[Problem details]:
Copy out the whole listing exactly as written, leaving the pictures behind.
• • • • • • •
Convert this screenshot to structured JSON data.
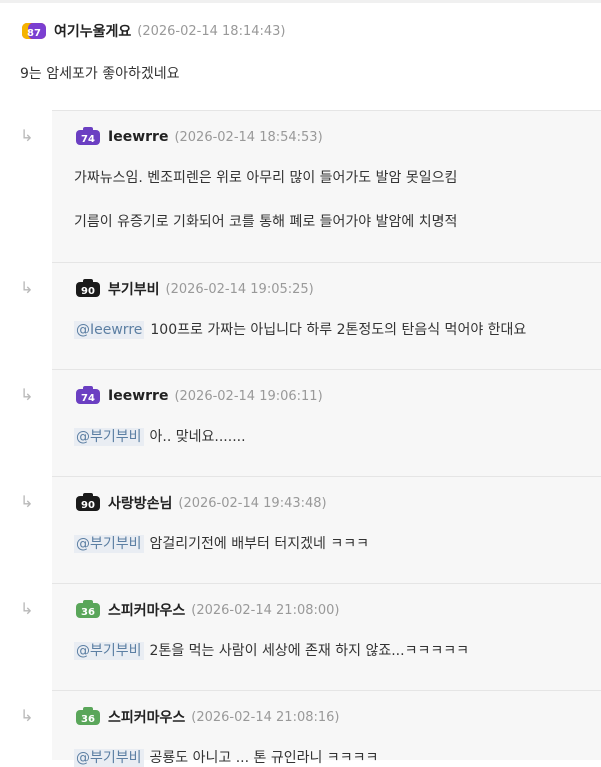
{
  "main": {
    "level": "87",
    "nick": "여기누울게요",
    "time": "(2026-02-14 18:14:43)",
    "text": "9는 암세포가 좋아하겠네요"
  },
  "replies": [
    {
      "level": "74",
      "nick": "Ieewrre",
      "time": "(2026-02-14 18:54:53)",
      "mention": "",
      "line1": "가짜뉴스임. 벤조피렌은 위로 아무리 많이 들어가도 발암 못일으킴",
      "line2": "기름이 유증기로 기화되어 코를 통해 폐로 들어가야 발암에 치명적",
      "badge_color": "#6b3fc2"
    },
    {
      "level": "90",
      "nick": "부기부비",
      "time": "(2026-02-14 19:05:25)",
      "mention": "@Ieewrre",
      "line1": "100프로 가짜는 아닙니다 하루 2톤정도의 탄음식 먹어야 한대요",
      "badge_color": "#1a1a1a"
    },
    {
      "level": "74",
      "nick": "Ieewrre",
      "time": "(2026-02-14 19:06:11)",
      "mention": "@부기부비",
      "line1": "아.. 맞네요.......",
      "badge_color": "#6b3fc2"
    },
    {
      "level": "90",
      "nick": "사랑방손님",
      "time": "(2026-02-14 19:43:48)",
      "mention": "@부기부비",
      "line1": "암걸리기전에 배부터 터지겠네 ㅋㅋㅋ",
      "badge_color": "#1a1a1a"
    },
    {
      "level": "36",
      "nick": "스피커마우스",
      "time": "(2026-02-14 21:08:00)",
      "mention": "@부기부비",
      "line1": "2톤을 먹는 사람이 세상에 존재 하지 않죠...ㅋㅋㅋㅋㅋ",
      "badge_color": "#5aa65a"
    },
    {
      "level": "36",
      "nick": "스피커마우스",
      "time": "(2026-02-14 21:08:16)",
      "mention": "@부기부비",
      "line1": "공룡도 아니고 ... 톤 규인라니 ㅋㅋㅋㅋ",
      "badge_color": "#5aa65a"
    }
  ],
  "reply_arrow": "↳"
}
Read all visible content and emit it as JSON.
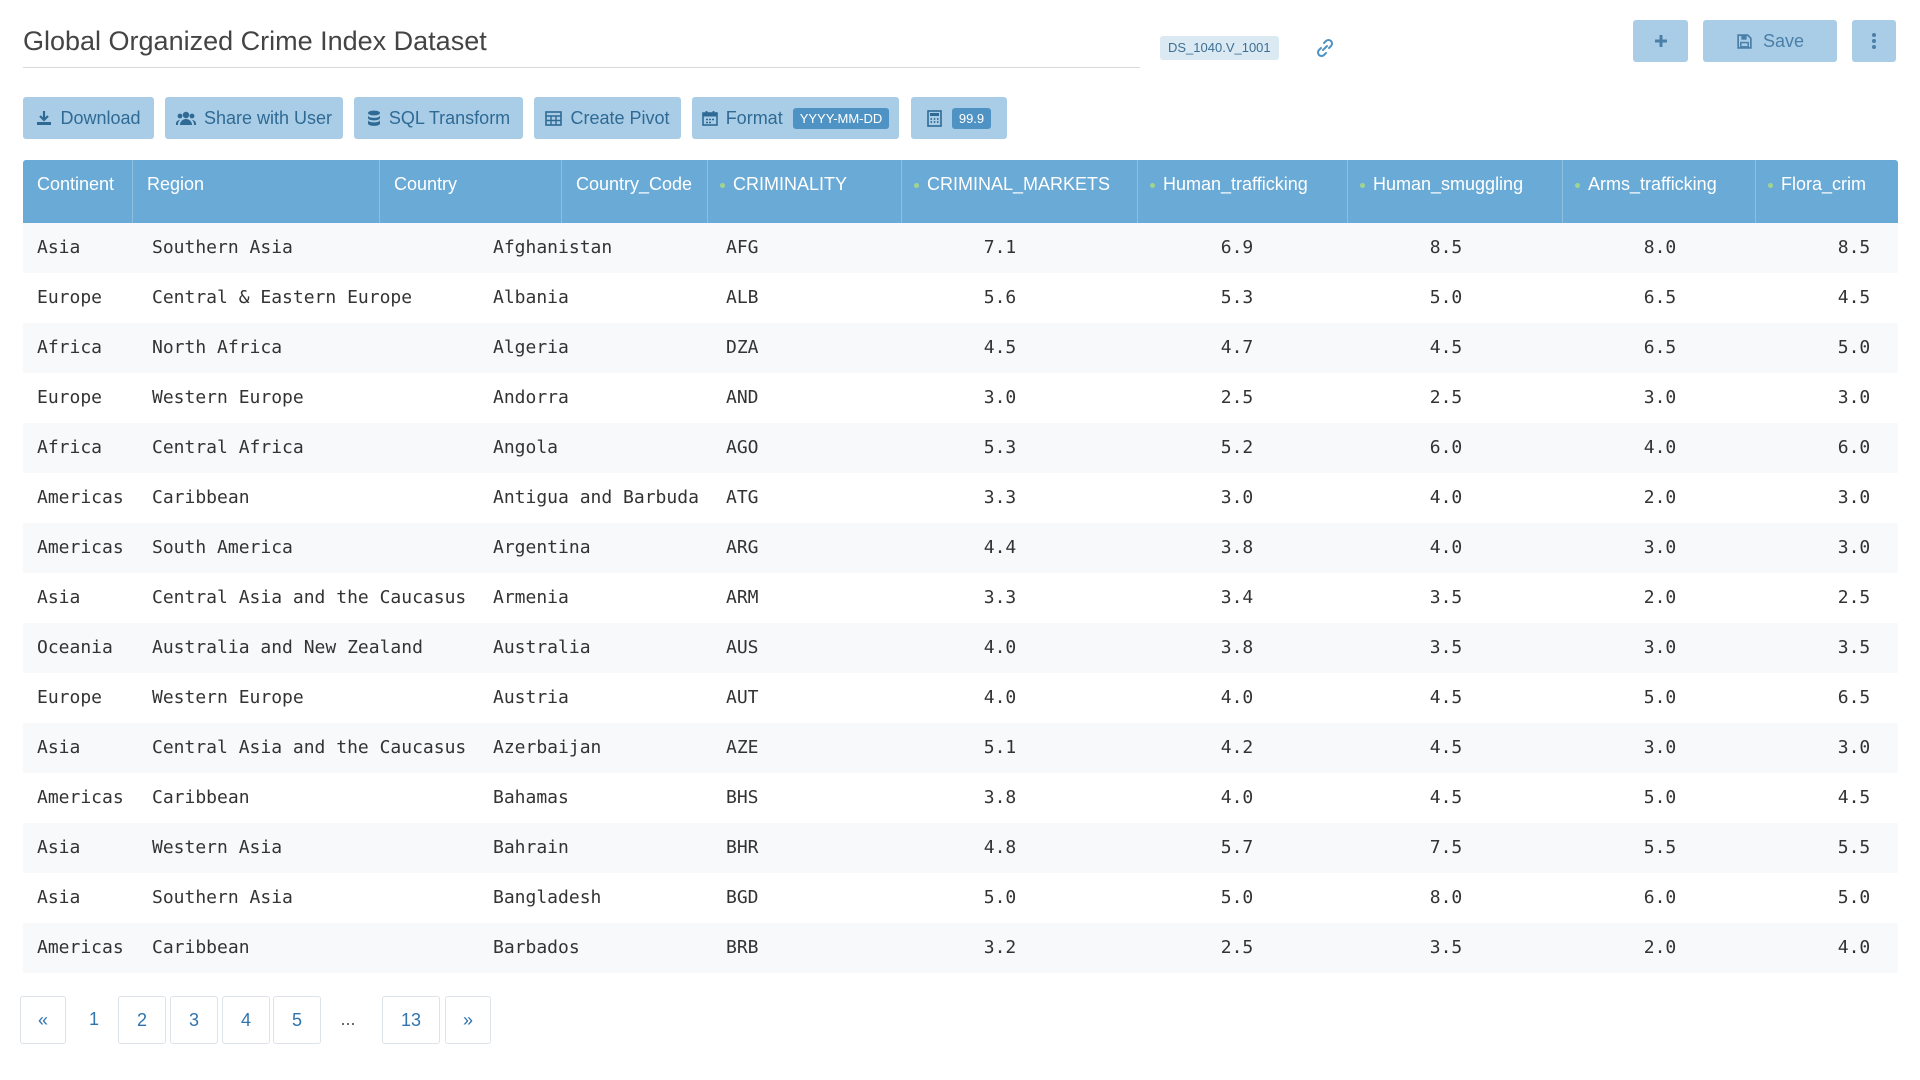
{
  "header": {
    "title": "Global Organized Crime Index Dataset",
    "dataset_id": "DS_1040.V_1001",
    "save_label": "Save",
    "plus_icon": "plus-icon",
    "save_icon": "floppy-disk-icon",
    "more_icon": "vertical-ellipsis-icon",
    "link_icon": "link-icon"
  },
  "toolbar": {
    "download_label": "Download",
    "share_label": "Share with User",
    "sql_label": "SQL Transform",
    "pivot_label": "Create Pivot",
    "format_label": "Format",
    "format_value": "YYYY-MM-DD",
    "decimal_value": "99.9"
  },
  "colors": {
    "accent": "#69aad6",
    "button_bg": "#a9cde6",
    "button_text": "#2f6a95",
    "badge_bg": "#4f93c4",
    "sort_dot": "#9fd58f"
  },
  "table": {
    "columns": [
      {
        "label": "Continent",
        "sortable": false
      },
      {
        "label": "Region",
        "sortable": false
      },
      {
        "label": "Country",
        "sortable": false
      },
      {
        "label": "Country_Code",
        "sortable": false
      },
      {
        "label": "CRIMINALITY",
        "sortable": true
      },
      {
        "label": "CRIMINAL_MARKETS",
        "sortable": true
      },
      {
        "label": "Human_trafficking",
        "sortable": true
      },
      {
        "label": "Human_smuggling",
        "sortable": true
      },
      {
        "label": "Arms_trafficking",
        "sortable": true
      },
      {
        "label": "Flora_crim",
        "sortable": true
      }
    ],
    "rows": [
      [
        "Asia",
        "Southern Asia",
        "Afghanistan",
        "AFG",
        "7.1",
        "6.9",
        "8.5",
        "8.0",
        "8.5"
      ],
      [
        "Europe",
        "Central & Eastern Europe",
        "Albania",
        "ALB",
        "5.6",
        "5.3",
        "5.0",
        "6.5",
        "4.5"
      ],
      [
        "Africa",
        "North Africa",
        "Algeria",
        "DZA",
        "4.5",
        "4.7",
        "4.5",
        "6.5",
        "5.0"
      ],
      [
        "Europe",
        "Western Europe",
        "Andorra",
        "AND",
        "3.0",
        "2.5",
        "2.5",
        "3.0",
        "3.0"
      ],
      [
        "Africa",
        "Central Africa",
        "Angola",
        "AGO",
        "5.3",
        "5.2",
        "6.0",
        "4.0",
        "6.0"
      ],
      [
        "Americas",
        "Caribbean",
        "Antigua and Barbuda",
        "ATG",
        "3.3",
        "3.0",
        "4.0",
        "2.0",
        "3.0"
      ],
      [
        "Americas",
        "South America",
        "Argentina",
        "ARG",
        "4.4",
        "3.8",
        "4.0",
        "3.0",
        "3.0"
      ],
      [
        "Asia",
        "Central Asia and the Caucasus",
        "Armenia",
        "ARM",
        "3.3",
        "3.4",
        "3.5",
        "2.0",
        "2.5"
      ],
      [
        "Oceania",
        "Australia and New Zealand",
        "Australia",
        "AUS",
        "4.0",
        "3.8",
        "3.5",
        "3.0",
        "3.5"
      ],
      [
        "Europe",
        "Western Europe",
        "Austria",
        "AUT",
        "4.0",
        "4.0",
        "4.5",
        "5.0",
        "6.5"
      ],
      [
        "Asia",
        "Central Asia and the Caucasus",
        "Azerbaijan",
        "AZE",
        "5.1",
        "4.2",
        "4.5",
        "3.0",
        "3.0"
      ],
      [
        "Americas",
        "Caribbean",
        "Bahamas",
        "BHS",
        "3.8",
        "4.0",
        "4.5",
        "5.0",
        "4.5"
      ],
      [
        "Asia",
        "Western Asia",
        "Bahrain",
        "BHR",
        "4.8",
        "5.7",
        "7.5",
        "5.5",
        "5.5"
      ],
      [
        "Asia",
        "Southern Asia",
        "Bangladesh",
        "BGD",
        "5.0",
        "5.0",
        "8.0",
        "6.0",
        "5.0"
      ],
      [
        "Americas",
        "Caribbean",
        "Barbados",
        "BRB",
        "3.2",
        "2.5",
        "3.5",
        "2.0",
        "4.0"
      ]
    ]
  },
  "pagination": {
    "prev": "«",
    "pages": [
      "1",
      "2",
      "3",
      "4",
      "5"
    ],
    "ellipsis": "...",
    "last": "13",
    "next": "»",
    "current": "1"
  }
}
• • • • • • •
[Response]:
Convert this screenshot to structured JSON data.
{
  "main": {
    "level": "87",
    "nick": "여기누울게요",
    "time": "(2026-02-14 18:14:43)",
    "text": "9는 암세포가 좋아하겠네요"
  },
  "replies": [
    {
      "level": "74",
      "nick": "Ieewrre",
      "time": "(2026-02-14 18:54:53)",
      "mention": "",
      "line1": "가짜뉴스임. 벤조피렌은 위로 아무리 많이 들어가도 발암 못일으킴",
      "line2": "기름이 유증기로 기화되어 코를 통해 폐로 들어가야 발암에 치명적",
      "badge_color": "#6b3fc2"
    },
    {
      "level": "90",
      "nick": "부기부비",
      "time": "(2026-02-14 19:05:25)",
      "mention": "@Ieewrre",
      "line1": "100프로 가짜는 아닙니다 하루 2톤정도의 탄음식 먹어야 한대요",
      "badge_color": "#1a1a1a"
    },
    {
      "level": "74",
      "nick": "Ieewrre",
      "time": "(2026-02-14 19:06:11)",
      "mention": "@부기부비",
      "line1": "아.. 맞네요.......",
      "badge_color": "#6b3fc2"
    },
    {
      "level": "90",
      "nick": "사랑방손님",
      "time": "(2026-02-14 19:43:48)",
      "mention": "@부기부비",
      "line1": "암걸리기전에 배부터 터지겠네 ㅋㅋㅋ",
      "badge_color": "#1a1a1a"
    },
    {
      "level": "36",
      "nick": "스피커마우스",
      "time": "(2026-02-14 21:08:00)",
      "mention": "@부기부비",
      "line1": "2톤을 먹는 사람이 세상에 존재 하지 않죠...ㅋㅋㅋㅋㅋ",
      "badge_color": "#5aa65a"
    },
    {
      "level": "36",
      "nick": "스피커마우스",
      "time": "(2026-02-14 21:08:16)",
      "mention": "@부기부비",
      "line1": "공룡도 아니고 ... 톤 규인라니 ㅋㅋㅋㅋ",
      "badge_color": "#5aa65a"
    }
  ],
  "reply_arrow": "↳"
}
Read all visible content and emit it as JSON.
{
  "header": {
    "title": "Global Organized Crime Index Dataset",
    "dataset_id": "DS_1040.V_1001",
    "save_label": "Save",
    "plus_icon": "plus-icon",
    "save_icon": "floppy-disk-icon",
    "more_icon": "vertical-ellipsis-icon",
    "link_icon": "link-icon"
  },
  "toolbar": {
    "download_label": "Download",
    "share_label": "Share with User",
    "sql_label": "SQL Transform",
    "pivot_label": "Create Pivot",
    "format_label": "Format",
    "format_value": "YYYY-MM-DD",
    "decimal_value": "99.9"
  },
  "colors": {
    "accent": "#69aad6",
    "button_bg": "#a9cde6",
    "button_text": "#2f6a95",
    "badge_bg": "#4f93c4",
    "sort_dot": "#9fd58f"
  },
  "table": {
    "columns": [
      {
        "label": "Continent",
        "sortable": false
      },
      {
        "label": "Region",
        "sortable": false
      },
      {
        "label": "Country",
        "sortable": false
      },
      {
        "label": "Country_Code",
        "sortable": false
      },
      {
        "label": "CRIMINALITY",
        "sortable": true
      },
      {
        "label": "CRIMINAL_MARKETS",
        "sortable": true
      },
      {
        "label": "Human_trafficking",
        "sortable": true
      },
      {
        "label": "Human_smuggling",
        "sortable": true
      },
      {
        "label": "Arms_trafficking",
        "sortable": true
      },
      {
        "label": "Flora_crim",
        "sortable": true
      }
    ],
    "rows": [
      [
        "Asia",
        "Southern Asia",
        "Afghanistan",
        "AFG",
        "7.1",
        "6.9",
        "8.5",
        "8.0",
        "8.5"
      ],
      [
        "Europe",
        "Central & Eastern Europe",
        "Albania",
        "ALB",
        "5.6",
        "5.3",
        "5.0",
        "6.5",
        "4.5"
      ],
      [
        "Africa",
        "North Africa",
        "Algeria",
        "DZA",
        "4.5",
        "4.7",
        "4.5",
        "6.5",
        "5.0"
      ],
      [
        "Europe",
        "Western Europe",
        "Andorra",
        "AND",
        "3.0",
        "2.5",
        "2.5",
        "3.0",
        "3.0"
      ],
      [
        "Africa",
        "Central Africa",
        "Angola",
        "AGO",
        "5.3",
        "5.2",
        "6.0",
        "4.0",
        "6.0"
      ],
      [
        "Americas",
        "Caribbean",
        "Antigua and Barbuda",
        "ATG",
        "3.3",
        "3.0",
        "4.0",
        "2.0",
        "3.0"
      ],
      [
        "Americas",
        "South America",
        "Argentina",
        "ARG",
        "4.4",
        "3.8",
        "4.0",
        "3.0",
        "3.0"
      ],
      [
        "Asia",
        "Central Asia and the Caucasus",
        "Armenia",
        "ARM",
        "3.3",
        "3.4",
        "3.5",
        "2.0",
        "2.5"
      ],
      [
        "Oceania",
        "Australia and New Zealand",
        "Australia",
        "AUS",
        "4.0",
        "3.8",
        "3.5",
        "3.0",
        "3.5"
      ],
      [
        "Europe",
        "Western Europe",
        "Austria",
        "AUT",
        "4.0",
        "4.0",
        "4.5",
        "5.0",
        "6.5"
      ],
      [
        "Asia",
        "Central Asia and the Caucasus",
        "Azerbaijan",
        "AZE",
        "5.1",
        "4.2",
        "4.5",
        "3.0",
        "3.0"
      ],
      [
        "Americas",
        "Caribbean",
        "Bahamas",
        "BHS",
        "3.8",
        "4.0",
        "4.5",
        "5.0",
        "4.5"
      ],
      [
        "Asia",
        "Western Asia",
        "Bahrain",
        "BHR",
        "4.8",
        "5.7",
        "7.5",
        "5.5",
        "5.5"
      ],
      [
        "Asia",
        "Southern Asia",
        "Bangladesh",
        "BGD",
        "5.0",
        "5.0",
        "8.0",
        "6.0",
        "5.0"
      ],
      [
        "Americas",
        "Caribbean",
        "Barbados",
        "BRB",
        "3.2",
        "2.5",
        "3.5",
        "2.0",
        "4.0"
      ]
    ]
  },
  "pagination": {
    "prev": "«",
    "pages": [
      "1",
      "2",
      "3",
      "4",
      "5"
    ],
    "ellipsis": "...",
    "last": "13",
    "next": "»",
    "current": "1"
  }
}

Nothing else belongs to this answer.